"Founded in 2004 by Peter Thiel and some fellow PayPal alumni, Palantir cut its teeth working for the Pentagon and the CIA in Afghanistan and Iraq."
"The company’s engineers and products don’t do any spying themselves; they’re more like a spy’s brain, collecting and analyzing information that’s fed in from the hands, eyes, nose, and ears."
"The software combs through disparate data sources — financial documents, airline reservations, cellphone records, social media postings — and searches for connections that human analysts might miss. It then presents the linkages in colorful, easy-to-interpret graphics that look like spider webs."
"The U.S. Department of Health and Human Services uses Palantir to detect Medicare fraud. The FBI uses it in criminal probes. The Department of Homeland Security deploys it to screen air travelers and keep tabs on immigrants."
"Police and sheriff’s departments in New York, New Orleans, Chicago, and Los Angeles have also used it, frequently ensnaring in the digital dragnet people who aren’t suspected of committing any crime."
"People and objects pop up on the Palantir screen inside boxes connected to other boxes by radiating lines labeled with the relationship: 'Colleague of,' 'Lives with,' 'Operator of [cell number],' 'Owner of [vehicle],' 'Sibling of,' even 'Lover of.'"
"There is the flurry of texts to organize dinner. Perhaps calling an Uber. A FaceTime chat with the parents (who are probably tracking their prom-goer's location by GPS). And then, of course, ... Instagram stories, Facebook updates, Snaps, tweets."

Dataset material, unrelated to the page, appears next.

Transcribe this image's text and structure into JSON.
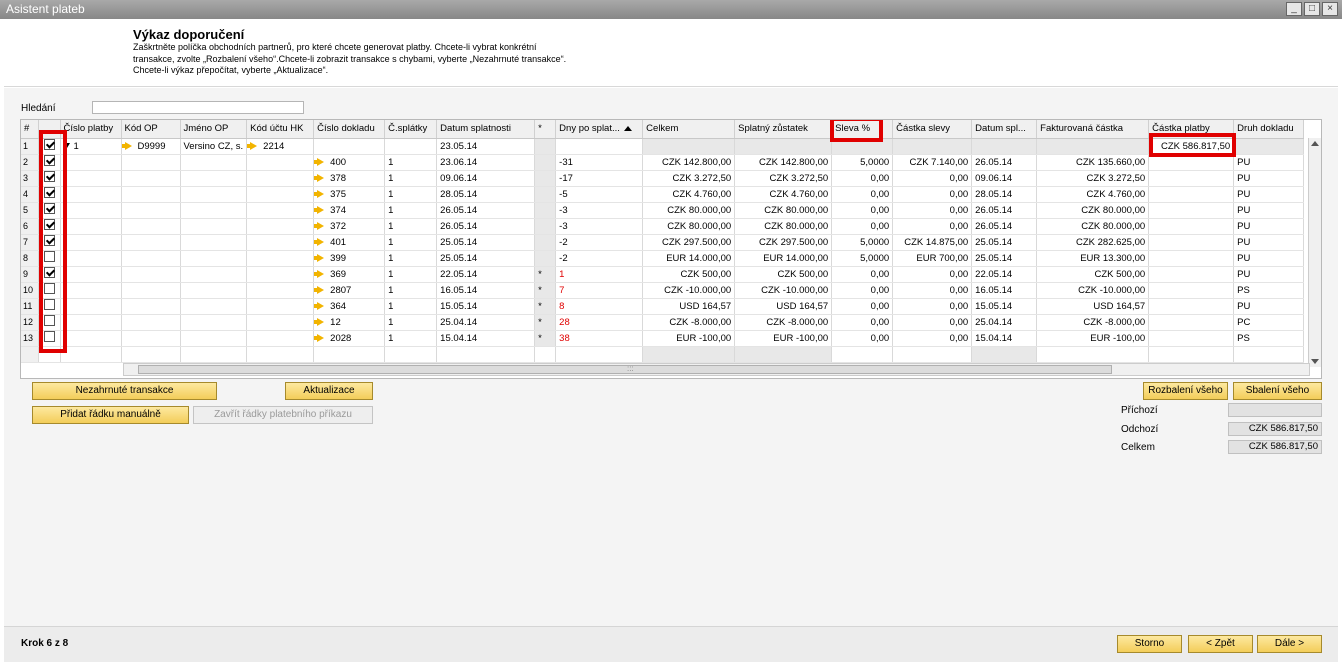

"At St. Francis High School in Mountain View, Calif., smartphones are a no-no at school dances. The one exception is prom. At the school's junior prom last weekend, students were allowed to use their smartphones to take pictures — but any students spotted sitting down using their smartphones were asked to put them away."
Why it matters: "[D]ocumenting the prom has perhaps become as important for teens as the prom itself. But being buried in your smartphone instead of rocking out on the dance floor — is it becoming too much? Are high-schoolers so focused on what to post on Snapchat they're not enjoying the moment?"